Taxation Guru Canvasses Reform in Nigeria’s Tax system
A former President of the Chartered Institute of Taxation of Nigeria (CITN) and first female Head, Association of African Tax Institutes (AATI), Professor Olateju Abiola Somorin, has suggested to government the adoption of a simple tax system with low tax burden, coupled with few other broad-based taxation initiatives as recommended by a 2003 Study Group.
The Guest Speaker made the call on Monday, February 5, 2018, at a Town and Gown Seminar of the Accounting Department, Covenant University, where she delivered a lecture on the theme, ‘Current Trends and Contemporary Issues in Direct and Indirect Taxes in Nigeria’.
Popularly known as “TEJUTAX”, the retired Coordinating Director of the Federal Inland Revenue Service (FIRS), said the citizenry should support progressive taxation, which will see the wealthy pay their fair share of higher rates of tax.
According to her, while the principle of progressive taxation has been supported, almost unanimously, by democratic choices in countries around the world, African countries should continue to favour such choices. “To advocate progressive taxation is to oppose regressive tax systems, where the poorer sections of society pay a higher share of their income,” she added.
Professor Somorin called for the finances of wealthy individuals to be visible to tax authorities, to pay taxes commensurate with their wealth. She noted that the general business markets work better, and companies more accountable, in an environment where transparency is the order of the day.
She canvassed support for simplicity of the nation’s tax codes and a level-playing field on related matters, as complexities and loopholes distort markets, undermines competition; misdirect investment and reward economic free riders. “These distortions favour multinational companies over national ones; they promote big companies over small, and they hinder start-up companies in the face of established vested interests,” she emphasised.
The Guest Speaker, who is also the Chairperson, Fiscal Environment Thematic Group (FETG), a Sub –Unit of Nigeria Economic Summit Group, posited that Nigeria was due for another round of tax reform towards implementing the recommendations of the 2002/2004 Study Group, and to ensure that federating states, that are not yet autonomous, be granted the status by their governors in order to enjoy an effective tax system and a robust and improved tax revenue yield.
She identified over seventy-two trending contemporary issues affecting taxation in Nigeria. These include tax evasion and corruption, a multiplicity of taxes, amendment of taxes and levies Decree 21 (1998), citation of company income tax Act, Amendment of Section 29 Commencement Provisions, Stamp Duties Act Amendment Bill (2017), Amendment of Education Tax Act (PITA) 2011 among many others.
According to the immediate past President, West African Union of Tax Institutes (WAUTI), the tax is the link between every state and her citizens, and tax revenues are the lifeblood of the government’s social contract with its people. She regretted that Nigeria had only recently started to take taxation seriously when the FIRS and other IRS’s were granted both administrative and financial autonomy, as the country had for long ignored taxation.

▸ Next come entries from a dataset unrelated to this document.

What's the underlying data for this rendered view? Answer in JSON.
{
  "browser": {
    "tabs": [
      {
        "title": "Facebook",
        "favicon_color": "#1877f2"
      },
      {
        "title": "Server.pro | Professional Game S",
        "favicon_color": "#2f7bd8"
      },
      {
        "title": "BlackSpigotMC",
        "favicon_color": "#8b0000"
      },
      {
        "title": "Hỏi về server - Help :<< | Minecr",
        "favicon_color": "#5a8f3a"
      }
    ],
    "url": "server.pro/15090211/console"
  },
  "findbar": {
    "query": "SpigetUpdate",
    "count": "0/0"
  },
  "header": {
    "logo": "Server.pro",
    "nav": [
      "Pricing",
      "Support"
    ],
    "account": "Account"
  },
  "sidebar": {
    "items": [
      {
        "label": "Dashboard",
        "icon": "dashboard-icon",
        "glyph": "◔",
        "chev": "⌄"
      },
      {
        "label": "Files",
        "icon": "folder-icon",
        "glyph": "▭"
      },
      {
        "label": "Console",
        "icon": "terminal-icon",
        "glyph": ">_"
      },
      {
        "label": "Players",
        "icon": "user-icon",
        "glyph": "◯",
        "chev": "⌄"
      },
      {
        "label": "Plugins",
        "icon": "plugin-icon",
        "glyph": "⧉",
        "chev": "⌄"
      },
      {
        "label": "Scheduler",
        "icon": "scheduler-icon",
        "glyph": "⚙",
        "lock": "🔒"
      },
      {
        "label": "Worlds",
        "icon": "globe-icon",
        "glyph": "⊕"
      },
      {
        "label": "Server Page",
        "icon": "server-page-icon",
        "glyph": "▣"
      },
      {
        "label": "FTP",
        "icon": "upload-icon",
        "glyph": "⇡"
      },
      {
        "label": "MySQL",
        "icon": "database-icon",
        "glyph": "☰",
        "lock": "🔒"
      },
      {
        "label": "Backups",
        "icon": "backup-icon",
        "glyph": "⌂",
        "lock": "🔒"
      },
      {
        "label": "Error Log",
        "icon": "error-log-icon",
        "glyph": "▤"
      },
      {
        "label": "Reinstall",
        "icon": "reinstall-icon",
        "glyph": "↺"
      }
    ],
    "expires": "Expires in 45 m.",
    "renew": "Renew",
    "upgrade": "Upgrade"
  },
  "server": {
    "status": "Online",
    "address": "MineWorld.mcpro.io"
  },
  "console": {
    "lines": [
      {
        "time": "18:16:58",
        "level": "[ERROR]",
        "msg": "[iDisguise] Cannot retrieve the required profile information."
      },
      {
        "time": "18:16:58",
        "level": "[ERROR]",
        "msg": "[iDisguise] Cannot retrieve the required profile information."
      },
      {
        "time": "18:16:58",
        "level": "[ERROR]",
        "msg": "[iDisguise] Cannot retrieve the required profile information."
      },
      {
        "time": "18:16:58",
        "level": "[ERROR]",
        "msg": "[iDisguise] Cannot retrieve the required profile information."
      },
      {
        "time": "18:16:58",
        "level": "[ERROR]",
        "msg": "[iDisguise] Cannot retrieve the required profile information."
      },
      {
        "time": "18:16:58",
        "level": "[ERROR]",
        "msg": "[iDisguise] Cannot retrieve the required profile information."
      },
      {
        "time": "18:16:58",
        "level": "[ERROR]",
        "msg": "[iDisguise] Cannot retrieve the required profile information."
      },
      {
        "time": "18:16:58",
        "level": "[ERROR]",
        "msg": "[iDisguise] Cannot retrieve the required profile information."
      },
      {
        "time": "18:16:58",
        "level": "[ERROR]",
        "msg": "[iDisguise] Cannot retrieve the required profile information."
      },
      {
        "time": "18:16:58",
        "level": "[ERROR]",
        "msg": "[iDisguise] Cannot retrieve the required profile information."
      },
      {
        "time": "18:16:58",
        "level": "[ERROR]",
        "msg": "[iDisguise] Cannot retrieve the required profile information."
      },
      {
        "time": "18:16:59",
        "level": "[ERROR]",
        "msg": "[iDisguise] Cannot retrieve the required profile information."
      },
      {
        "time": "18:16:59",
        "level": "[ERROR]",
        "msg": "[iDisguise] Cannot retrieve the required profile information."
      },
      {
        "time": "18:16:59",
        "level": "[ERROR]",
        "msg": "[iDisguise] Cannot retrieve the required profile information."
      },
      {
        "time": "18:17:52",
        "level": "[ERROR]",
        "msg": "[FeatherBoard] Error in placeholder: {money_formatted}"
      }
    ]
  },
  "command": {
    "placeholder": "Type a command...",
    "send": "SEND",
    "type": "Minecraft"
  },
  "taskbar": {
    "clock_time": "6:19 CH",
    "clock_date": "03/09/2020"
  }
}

“I am pleased that focus has now been shifted to the taxation of the non-oil sector in recent times. Sustained action on taxation is the only way out, to promote the Nigerian economy,” Professor Somorin enthused.